Task directions
Keep the pictures out, and restate the listing that follows exactly as written.

Dataset records
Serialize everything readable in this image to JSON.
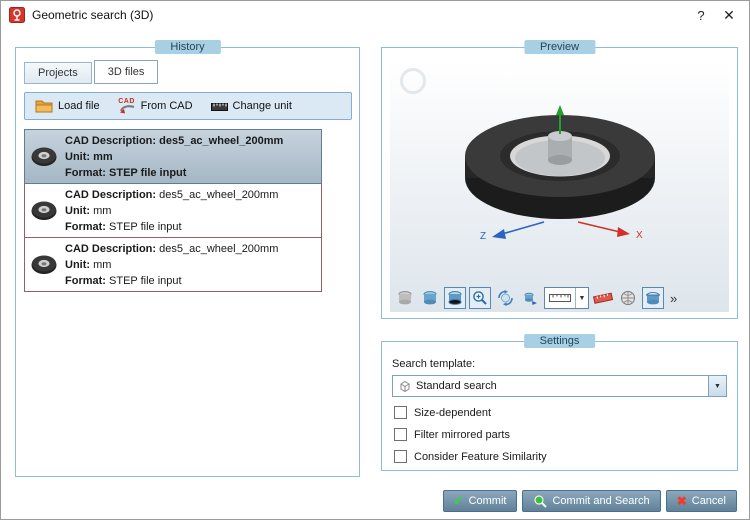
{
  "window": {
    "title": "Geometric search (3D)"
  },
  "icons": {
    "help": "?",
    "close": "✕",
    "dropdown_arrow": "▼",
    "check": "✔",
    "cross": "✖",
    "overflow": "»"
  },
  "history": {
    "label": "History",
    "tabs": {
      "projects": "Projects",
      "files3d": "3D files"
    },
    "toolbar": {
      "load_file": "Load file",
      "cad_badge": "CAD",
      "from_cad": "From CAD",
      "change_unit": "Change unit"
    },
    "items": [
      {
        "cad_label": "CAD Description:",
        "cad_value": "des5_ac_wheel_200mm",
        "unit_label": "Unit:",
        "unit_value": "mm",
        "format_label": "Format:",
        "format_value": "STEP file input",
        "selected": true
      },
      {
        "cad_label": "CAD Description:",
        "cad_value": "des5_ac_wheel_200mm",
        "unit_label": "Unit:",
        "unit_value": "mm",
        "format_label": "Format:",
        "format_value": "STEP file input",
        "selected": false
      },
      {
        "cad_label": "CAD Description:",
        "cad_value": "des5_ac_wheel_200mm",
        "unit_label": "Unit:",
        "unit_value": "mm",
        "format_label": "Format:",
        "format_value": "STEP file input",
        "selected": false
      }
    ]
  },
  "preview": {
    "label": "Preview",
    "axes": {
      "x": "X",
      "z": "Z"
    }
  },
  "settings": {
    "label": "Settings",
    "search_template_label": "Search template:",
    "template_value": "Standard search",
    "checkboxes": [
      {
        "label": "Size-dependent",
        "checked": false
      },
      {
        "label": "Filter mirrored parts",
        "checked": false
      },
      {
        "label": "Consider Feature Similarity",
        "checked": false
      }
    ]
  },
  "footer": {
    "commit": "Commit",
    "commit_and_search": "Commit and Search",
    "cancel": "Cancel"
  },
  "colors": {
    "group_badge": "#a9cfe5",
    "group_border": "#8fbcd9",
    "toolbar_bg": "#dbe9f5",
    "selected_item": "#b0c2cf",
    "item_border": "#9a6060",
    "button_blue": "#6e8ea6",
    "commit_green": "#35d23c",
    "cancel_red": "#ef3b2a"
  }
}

Problem solution
Serialize everything readable in this image to JSON.
{
  "window": {
    "title": "Geometric search (3D)"
  },
  "icons": {
    "help": "?",
    "close": "✕",
    "dropdown_arrow": "▼",
    "check": "✔",
    "cross": "✖",
    "overflow": "»"
  },
  "history": {
    "label": "History",
    "tabs": {
      "projects": "Projects",
      "files3d": "3D files"
    },
    "toolbar": {
      "load_file": "Load file",
      "cad_badge": "CAD",
      "from_cad": "From CAD",
      "change_unit": "Change unit"
    },
    "items": [
      {
        "cad_label": "CAD Description:",
        "cad_value": "des5_ac_wheel_200mm",
        "unit_label": "Unit:",
        "unit_value": "mm",
        "format_label": "Format:",
        "format_value": "STEP file input",
        "selected": true
      },
      {
        "cad_label": "CAD Description:",
        "cad_value": "des5_ac_wheel_200mm",
        "unit_label": "Unit:",
        "unit_value": "mm",
        "format_label": "Format:",
        "format_value": "STEP file input",
        "selected": false
      },
      {
        "cad_label": "CAD Description:",
        "cad_value": "des5_ac_wheel_200mm",
        "unit_label": "Unit:",
        "unit_value": "mm",
        "format_label": "Format:",
        "format_value": "STEP file input",
        "selected": false
      }
    ]
  },
  "preview": {
    "label": "Preview",
    "axes": {
      "x": "X",
      "z": "Z"
    }
  },
  "settings": {
    "label": "Settings",
    "search_template_label": "Search template:",
    "template_value": "Standard search",
    "checkboxes": [
      {
        "label": "Size-dependent",
        "checked": false
      },
      {
        "label": "Filter mirrored parts",
        "checked": false
      },
      {
        "label": "Consider Feature Similarity",
        "checked": false
      }
    ]
  },
  "footer": {
    "commit": "Commit",
    "commit_and_search": "Commit and Search",
    "cancel": "Cancel"
  },
  "colors": {
    "group_badge": "#a9cfe5",
    "group_border": "#8fbcd9",
    "toolbar_bg": "#dbe9f5",
    "selected_item": "#b0c2cf",
    "item_border": "#9a6060",
    "button_blue": "#6e8ea6",
    "commit_green": "#35d23c",
    "cancel_red": "#ef3b2a"
  }
}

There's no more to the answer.